Nettle Girl

by Maria Schrater

Weave what should not be woven


Prick your blisters open, plait the stinging stems

Seven shirts for seven swans before you speak again

One and two are painful, your fingers princess-pink

You’ve never darned a sleeve before, how hard could weaving be?

Stand bride before the altar, bloom torn from grotto-garden

As your fingers twist to finery the irritated weed

Turn the king your cheek—and though your hands are swelled to mittens

Crouch in moonlight on the sill, turning out the long, dark sleeves

Three and four are agony, fingerprints pulse heartbeats,

Your husband tries to kiss the wounds; you bite down on your scream

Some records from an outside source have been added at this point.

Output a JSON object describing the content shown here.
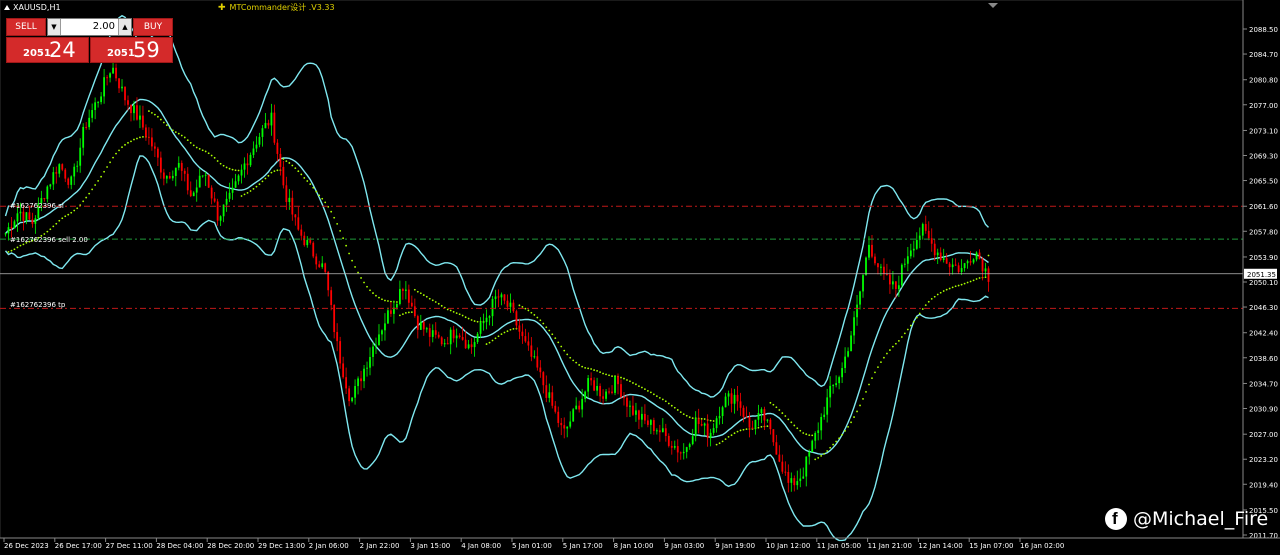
{
  "window": {
    "symbol_title": "XAUUSD,H1"
  },
  "ea": {
    "label": "MTCommander设计 .V3.33"
  },
  "panel": {
    "sell_label": "SELL",
    "buy_label": "BUY",
    "lot_value": "2.00",
    "bid_small": "2051",
    "bid_big": "24",
    "ask_small": "2051",
    "ask_big": "59",
    "color": "#d42a2a"
  },
  "order_lines": {
    "sl_label": "#162762396 sl",
    "open_label": "#162762396 sell 2.00",
    "tp_label": "#162762396 tp"
  },
  "watermark": {
    "text": "@Michael_Fire",
    "icon": "facebook-icon"
  },
  "chart_data": {
    "type": "candlestick",
    "symbol": "XAUUSD",
    "timeframe": "H1",
    "y_ticks": [
      "2088.50",
      "2084.70",
      "2080.80",
      "2077.00",
      "2073.10",
      "2069.30",
      "2065.50",
      "2061.60",
      "2057.80",
      "2053.90",
      "2050.10",
      "2046.30",
      "2042.40",
      "2038.60",
      "2034.70",
      "2030.90",
      "2027.00",
      "2023.20",
      "2019.40",
      "2015.50",
      "2011.70"
    ],
    "x_ticks": [
      "26 Dec 2023",
      "26 Dec 17:00",
      "27 Dec 11:00",
      "28 Dec 04:00",
      "28 Dec 20:00",
      "29 Dec 13:00",
      "2 Jan 06:00",
      "2 Jan 22:00",
      "3 Jan 15:00",
      "4 Jan 08:00",
      "5 Jan 01:00",
      "5 Jan 17:00",
      "8 Jan 10:00",
      "9 Jan 03:00",
      "9 Jan 19:00",
      "10 Jan 12:00",
      "11 Jan 05:00",
      "11 Jan 21:00",
      "12 Jan 14:00",
      "15 Jan 07:00",
      "16 Jan 02:00"
    ],
    "ylim": [
      2011.7,
      2088.5
    ],
    "current_price": "2051.35",
    "levels": {
      "stop_loss": 2061.6,
      "open": 2056.6,
      "current": 2051.35,
      "take_profit": 2046.1
    },
    "colors": {
      "bull": "#00ff00",
      "bear": "#ff0000",
      "bands": "#7fe8f0",
      "sar": "#aaff00",
      "sl_tp": "#c01818",
      "open": "#1f9a3a"
    },
    "close_path": [
      2057.5,
      2061,
      2059,
      2064,
      2068,
      2065,
      2074,
      2078,
      2083,
      2078,
      2075,
      2071,
      2066,
      2068,
      2063,
      2067,
      2060,
      2063,
      2068,
      2072,
      2075,
      2064,
      2058,
      2055,
      2052,
      2040,
      2032,
      2037,
      2042,
      2046,
      2050,
      2044,
      2042,
      2041,
      2043,
      2040,
      2044,
      2048,
      2046,
      2041,
      2037,
      2032,
      2027,
      2031,
      2035,
      2033,
      2035,
      2031,
      2029,
      2028,
      2026,
      2024,
      2029,
      2027,
      2032,
      2033,
      2028,
      2030,
      2025,
      2019,
      2021,
      2027,
      2033,
      2037,
      2045,
      2056,
      2051,
      2049,
      2055,
      2058,
      2055,
      2053,
      2052,
      2055,
      2051
    ]
  }
}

Hunt graveyards for your greenery, ignoring all the ghosts

Your hands ooze on serrated leaves, they whisper you are watched

The world has turned; spring has come, you count the black-billed heads

When the tally’s seven, find that you can breathe again

But five and six are dragging, your brothers beg for bread

Their beady eyes are emptying, they start to dream of nests

The older shirts are dried and husking, crumbling even in your chest

Mind the gaps in the seventh weave, in the planks of

The draft cart, in the bundled wood of the pyre

Last sleeve undone, two half-dried stems raking down your bosom

To prophesy the torch

Was it worth the years stripped of your voice, nettle-Queen,

The years of wearing crusted scabs like gloves, the years

Of sitting in your crown, just another decoration, the years of

Watching their unblemished hands raise to hide the whisper witch

At least the tear-damp green will ashen last

Your husband turns away and now your brothers

Crash down, beating at the flames


Drag the first shirt over slender neck with shaking fingers

By miracle it doesn’t tear – his wings shed to arms around you

As you wrestle with the second, third and fourth and fifth and sixth and

Seventh still has one white arc of feathers sprouting from his shoulder

With a swan’s mind for vengeance, hissing at the blanching crowd

From the safety of your embrace, and with splintered feet

You step off the pyre and out of this tale and say,

“It is done, and, darling, so are we.”


Maria Schrater is a writer & poet based in Chicago. Her work has appeared in Sycorax Journal and in Air & Nothingness Press’s Wild Hunt and Future Perfect in Past Tense anthologies. She is also an associate editor for Apparition Literary Magazine. When not writing, she can be found imitating bird calls in the woods. You can find her on Twitter @MariaSchrater.